"He'll turn a certain way and it's just Cory," she says.
Perhaps best of all, Christopher has Cory's self-assurance. Melanie remembers a game from years ago when Cory let in back-to-back-to-back home runs. She slinked back to the hotel early and braced herself for her husband's arrival, certain he would be angry or frustrated or ashamed. Instead, he laughed it off.
"What am I going to do?" he shrugged.
Now, Christopher, a teenage boy who, according to Melanie, still can't grow any facial hair, is totally at ease with himself. "Trying to embarrass that kid is almost impossible and I think that's how Cory was," she says. "They like to laugh at themselves." She knows Cory would be proud of him, but it only blunts the pain so much. "I always wish he could see him now ... literally sit here and Chris sit here, and see how what a great kid he's become," she says.
Melanie lives across the street from Shaun Cody, a defensive tackle who spent eight seasons in the NFL and now covers USC games for ESPN Radio. Occasionally she wonders what Cory would have done for his own post-playing career.. She can never quite decide what it would be, mostly because, "truthfully, I don't know what he possibly could have done still."

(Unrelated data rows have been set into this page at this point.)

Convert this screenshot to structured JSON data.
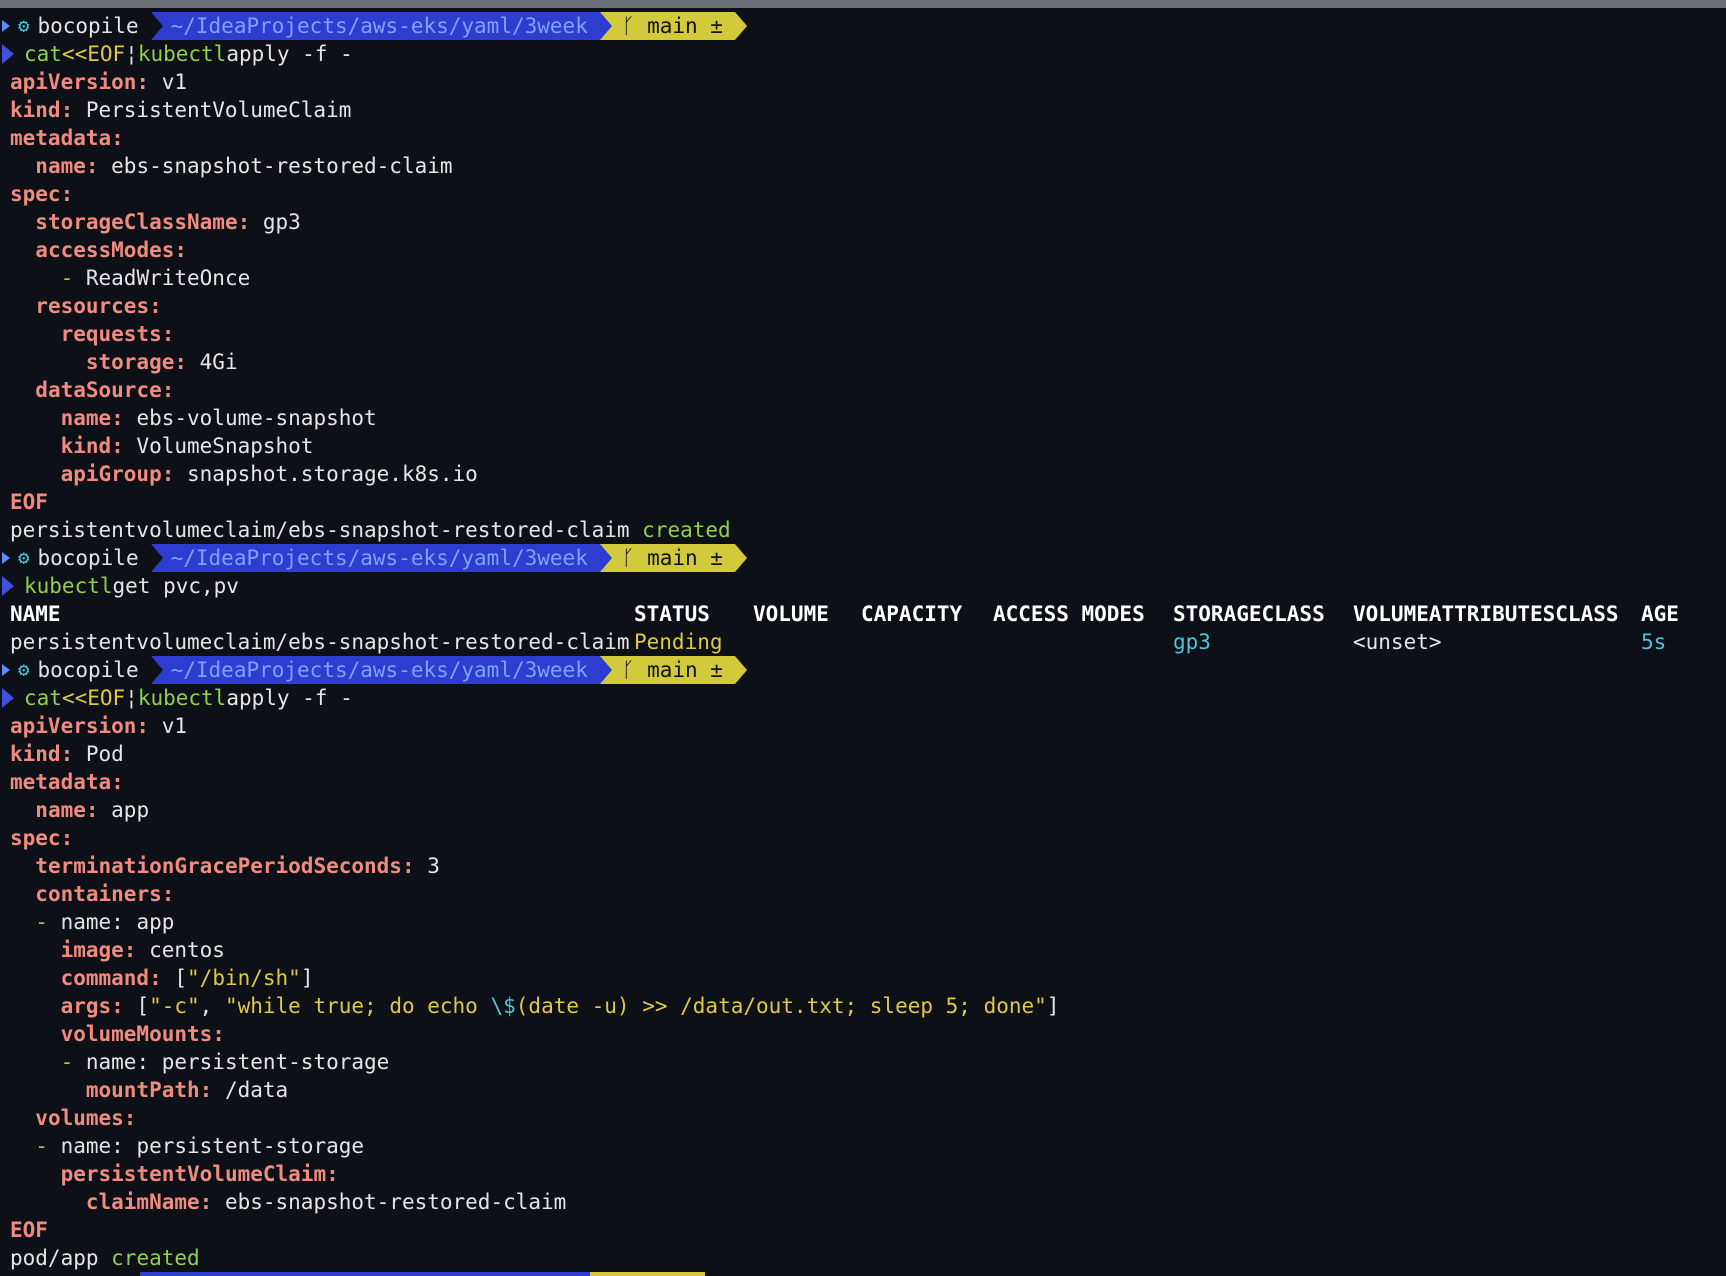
{
  "prompt": {
    "user": "bocopile",
    "path": "~/IdeaProjects/aws-eks/yaml/3week",
    "branch": "main ±"
  },
  "cmd1": {
    "a": "cat",
    "b": "<<EOF",
    "pipe": "¦",
    "c": "kubectl",
    "d": "apply -f -"
  },
  "yaml1": [
    {
      "indent": "",
      "key": "apiVersion:",
      "val": " v1"
    },
    {
      "indent": "",
      "key": "kind:",
      "val": " PersistentVolumeClaim"
    },
    {
      "indent": "",
      "key": "metadata:",
      "val": ""
    },
    {
      "indent": "  ",
      "key": "name:",
      "val": " ebs-snapshot-restored-claim"
    },
    {
      "indent": "",
      "key": "spec:",
      "val": ""
    },
    {
      "indent": "  ",
      "key": "storageClassName:",
      "val": " gp3"
    },
    {
      "indent": "  ",
      "key": "accessModes:",
      "val": ""
    },
    {
      "indent": "    ",
      "dash": "- ",
      "key": "",
      "val": "ReadWriteOnce"
    },
    {
      "indent": "  ",
      "key": "resources:",
      "val": ""
    },
    {
      "indent": "    ",
      "key": "requests:",
      "val": ""
    },
    {
      "indent": "      ",
      "key": "storage:",
      "val": " 4Gi"
    },
    {
      "indent": "  ",
      "key": "dataSource:",
      "val": ""
    },
    {
      "indent": "    ",
      "key": "name:",
      "val": " ebs-volume-snapshot"
    },
    {
      "indent": "    ",
      "key": "kind:",
      "val": " VolumeSnapshot"
    },
    {
      "indent": "    ",
      "key": "apiGroup:",
      "val": " snapshot.storage.k8s.io"
    },
    {
      "indent": "",
      "key": "EOF",
      "val": ""
    }
  ],
  "result1": {
    "text": "persistentvolumeclaim/ebs-snapshot-restored-claim ",
    "status": "created"
  },
  "cmd2": {
    "a": "kubectl",
    "b": "get pvc,pv"
  },
  "table": {
    "headers": [
      "NAME",
      "STATUS",
      "VOLUME",
      "CAPACITY",
      "ACCESS MODES",
      "STORAGECLASS",
      "VOLUMEATTRIBUTESCLASS",
      "AGE"
    ],
    "row": {
      "name": "persistentvolumeclaim/ebs-snapshot-restored-claim",
      "status": "Pending",
      "storageclass": "gp3",
      "vac": "<unset>",
      "age": "5s"
    }
  },
  "cmd3": {
    "a": "cat",
    "b": "<<EOF",
    "pipe": "¦",
    "c": "kubectl",
    "d": "apply -f -"
  },
  "yaml2": {
    "l1k": "apiVersion:",
    "l1v": " v1",
    "l2k": "kind:",
    "l2v": " Pod",
    "l3k": "metadata:",
    "l4k": "name:",
    "l4v": " app",
    "l5k": "spec:",
    "l6k": "terminationGracePeriodSeconds:",
    "l6v": " 3",
    "l7k": "containers:",
    "l8v": "name: app",
    "l9k": "image:",
    "l9v": " centos",
    "l10k": "command:",
    "l10a": " [",
    "l10s": "\"/bin/sh\"",
    "l10b": "]",
    "l11k": "args:",
    "l11a": " [",
    "l11s1": "\"-c\"",
    "l11c": ", ",
    "l11s2": "\"while true; do echo ",
    "l11esc": "\\$",
    "l11s3": "(date -u) >> /data/out.txt; sleep 5; done\"",
    "l11b": "]",
    "l12k": "volumeMounts:",
    "l13v": "name: persistent-storage",
    "l14k": "mountPath:",
    "l14v": " /data",
    "l15k": "volumes:",
    "l16v": "name: persistent-storage",
    "l17k": "persistentVolumeClaim:",
    "l18k": "claimName:",
    "l18v": " ebs-snapshot-restored-claim",
    "l19k": "EOF"
  },
  "result2": {
    "text": "pod/app ",
    "status": "created"
  }
}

"He lived life to the fullest," she adds. "Maybe that's why he was taken away, because he fulfilled what he wanted to do."
Mother and son have their own ritual on October 11. Cory's grave sits at the very top of Forest Lawn Cemetery. Each year, the two of them walk up there with flowers. Then, they sit. Neither say much of anything. "We just sit there and just miss him," she says. They'll go back a few more times with other family members, but they always begin alone.
It has become easier to stay away the rest of the year. Melanie has a good life, and time has made the loss more bearable. "Everyone's kind of made peace with it," she says, but even if she hadn't, she knows Cory wouldn't want her lingering too much. "Probably every year is too much for him," she says of their gravesite visits.
Melanie knows exactly what he would say. You don't dwell on the past. Just live.
"That's what he would want," she says. She's doing her best to give it to him.
Want to read more stories like this from VICE Sports? Subscribe to our daily newsletter.